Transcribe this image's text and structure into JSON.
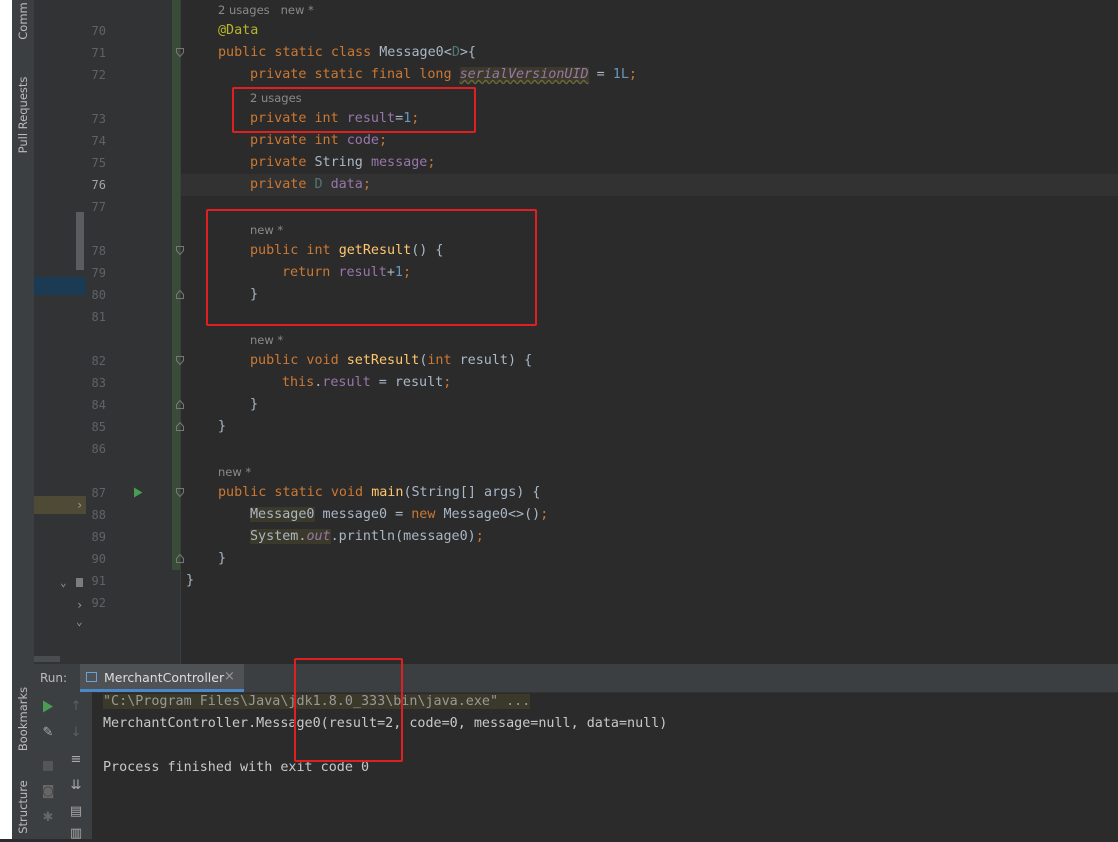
{
  "toolstrip": {
    "commit_label": "Comm",
    "pull_requests_label": "Pull Requests",
    "bookmarks_label": "Bookmarks",
    "structure_label": "Structure"
  },
  "editor": {
    "line_numbers": [
      "70",
      "71",
      "72",
      "73",
      "74",
      "75",
      "76",
      "77",
      "78",
      "79",
      "80",
      "81",
      "82",
      "83",
      "84",
      "85",
      "86",
      "87",
      "88",
      "89",
      "90",
      "91",
      "92"
    ],
    "hints": {
      "h0": "2 usages   new *",
      "h1": "2 usages",
      "h2": "new *",
      "h3": "new *",
      "h4": "new *"
    },
    "lines": {
      "l70": "@Data",
      "l71a": "public static class ",
      "l71b": "Message0",
      "l71c": "<",
      "l71d": "D",
      "l71e": ">{",
      "l72a": "private static final long ",
      "l72b": "serialVersionUID",
      "l72c": " = ",
      "l72d": "1L",
      "l72e": ";",
      "l73a": "private int ",
      "l73b": "result",
      "l73c": "=",
      "l73d": "1",
      "l73e": ";",
      "l74a": "private int ",
      "l74b": "code",
      "l74c": ";",
      "l75a": "private ",
      "l75b": "String ",
      "l75c": "message",
      "l75d": ";",
      "l76a": "private ",
      "l76b": "D ",
      "l76c": "data",
      "l76d": ";",
      "l78a": "public int ",
      "l78b": "getResult",
      "l78c": "() {",
      "l79a": "return ",
      "l79b": "result",
      "l79c": "+",
      "l79d": "1",
      "l79e": ";",
      "l80": "}",
      "l82a": "public void ",
      "l82b": "setResult",
      "l82c": "(",
      "l82d": "int ",
      "l82e": "result) {",
      "l83a": "this",
      "l83b": ".",
      "l83c": "result",
      "l83d": " = result",
      "l83e": ";",
      "l84": "}",
      "l85": "}",
      "l87a": "public static void ",
      "l87b": "main",
      "l87c": "(String[] args) {",
      "l88a": "Message0",
      "l88b": " message0 = ",
      "l88c": "new ",
      "l88d": "Message0<>()",
      "l88e": ";",
      "l89a": "System.",
      "l89b": "out",
      "l89c": ".println(message0)",
      "l89d": ";",
      "l90": "}",
      "l91": "}"
    }
  },
  "run": {
    "label": "Run:",
    "tab": "MerchantController",
    "close": "×",
    "output": [
      "\"C:\\Program Files\\Java\\jdk1.8.0_333\\bin\\java.exe\" ...",
      "MerchantController.Message0(result=2, code=0, message=null, data=null)",
      "",
      "Process finished with exit code 0"
    ]
  },
  "colors": {
    "background": "#2b2b2b",
    "keyword": "#cc7832",
    "field": "#9876aa",
    "number": "#6897bb",
    "method": "#ffc66d",
    "annotation": "#bbb529",
    "highlight_box": "#e02020"
  }
}
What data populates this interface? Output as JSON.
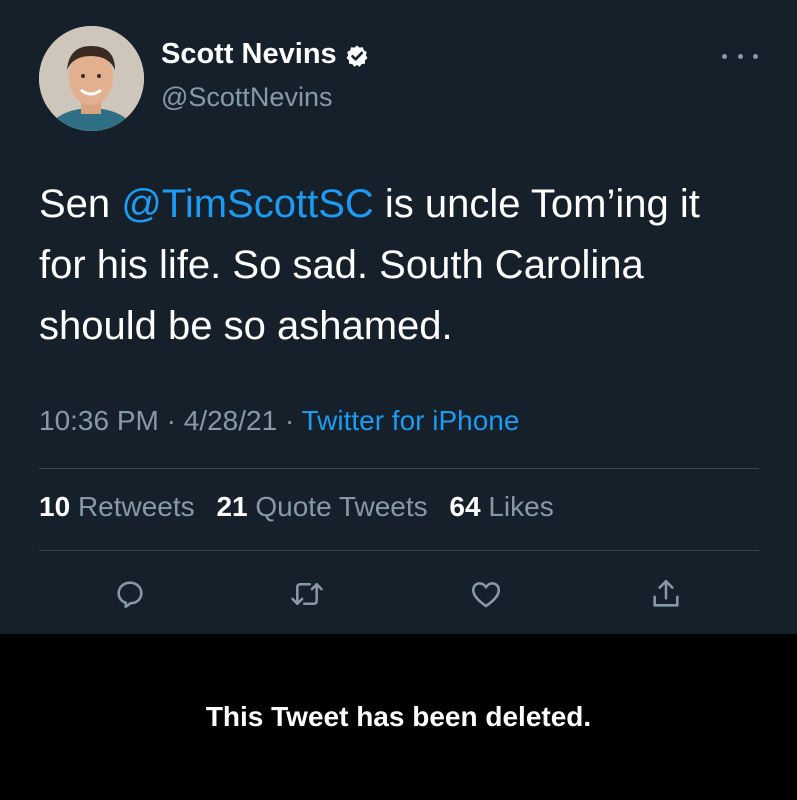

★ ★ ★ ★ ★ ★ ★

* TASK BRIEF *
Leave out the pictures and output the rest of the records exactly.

* FINISHED TASK *
Transcribe this image's text and structure into JSON.
{
  "toolstrip": {
    "commit_label": "Comm",
    "pull_requests_label": "Pull Requests",
    "bookmarks_label": "Bookmarks",
    "structure_label": "Structure"
  },
  "editor": {
    "line_numbers": [
      "70",
      "71",
      "72",
      "73",
      "74",
      "75",
      "76",
      "77",
      "78",
      "79",
      "80",
      "81",
      "82",
      "83",
      "84",
      "85",
      "86",
      "87",
      "88",
      "89",
      "90",
      "91",
      "92"
    ],
    "hints": {
      "h0": "2 usages   new *",
      "h1": "2 usages",
      "h2": "new *",
      "h3": "new *",
      "h4": "new *"
    },
    "lines": {
      "l70": "@Data",
      "l71a": "public static class ",
      "l71b": "Message0",
      "l71c": "<",
      "l71d": "D",
      "l71e": ">{",
      "l72a": "private static final long ",
      "l72b": "serialVersionUID",
      "l72c": " = ",
      "l72d": "1L",
      "l72e": ";",
      "l73a": "private int ",
      "l73b": "result",
      "l73c": "=",
      "l73d": "1",
      "l73e": ";",
      "l74a": "private int ",
      "l74b": "code",
      "l74c": ";",
      "l75a": "private ",
      "l75b": "String ",
      "l75c": "message",
      "l75d": ";",
      "l76a": "private ",
      "l76b": "D ",
      "l76c": "data",
      "l76d": ";",
      "l78a": "public int ",
      "l78b": "getResult",
      "l78c": "() {",
      "l79a": "return ",
      "l79b": "result",
      "l79c": "+",
      "l79d": "1",
      "l79e": ";",
      "l80": "}",
      "l82a": "public void ",
      "l82b": "setResult",
      "l82c": "(",
      "l82d": "int ",
      "l82e": "result) {",
      "l83a": "this",
      "l83b": ".",
      "l83c": "result",
      "l83d": " = result",
      "l83e": ";",
      "l84": "}",
      "l85": "}",
      "l87a": "public static void ",
      "l87b": "main",
      "l87c": "(String[] args) {",
      "l88a": "Message0",
      "l88b": " message0 = ",
      "l88c": "new ",
      "l88d": "Message0<>()",
      "l88e": ";",
      "l89a": "System.",
      "l89b": "out",
      "l89c": ".println(message0)",
      "l89d": ";",
      "l90": "}",
      "l91": "}"
    }
  },
  "run": {
    "label": "Run:",
    "tab": "MerchantController",
    "close": "×",
    "output": [
      "\"C:\\Program Files\\Java\\jdk1.8.0_333\\bin\\java.exe\" ...",
      "MerchantController.Message0(result=2, code=0, message=null, data=null)",
      "",
      "Process finished with exit code 0"
    ]
  },
  "colors": {
    "background": "#2b2b2b",
    "keyword": "#cc7832",
    "field": "#9876aa",
    "number": "#6897bb",
    "method": "#ffc66d",
    "annotation": "#bbb529",
    "highlight_box": "#e02020"
  }
}
What data populates this interface? Output as JSON.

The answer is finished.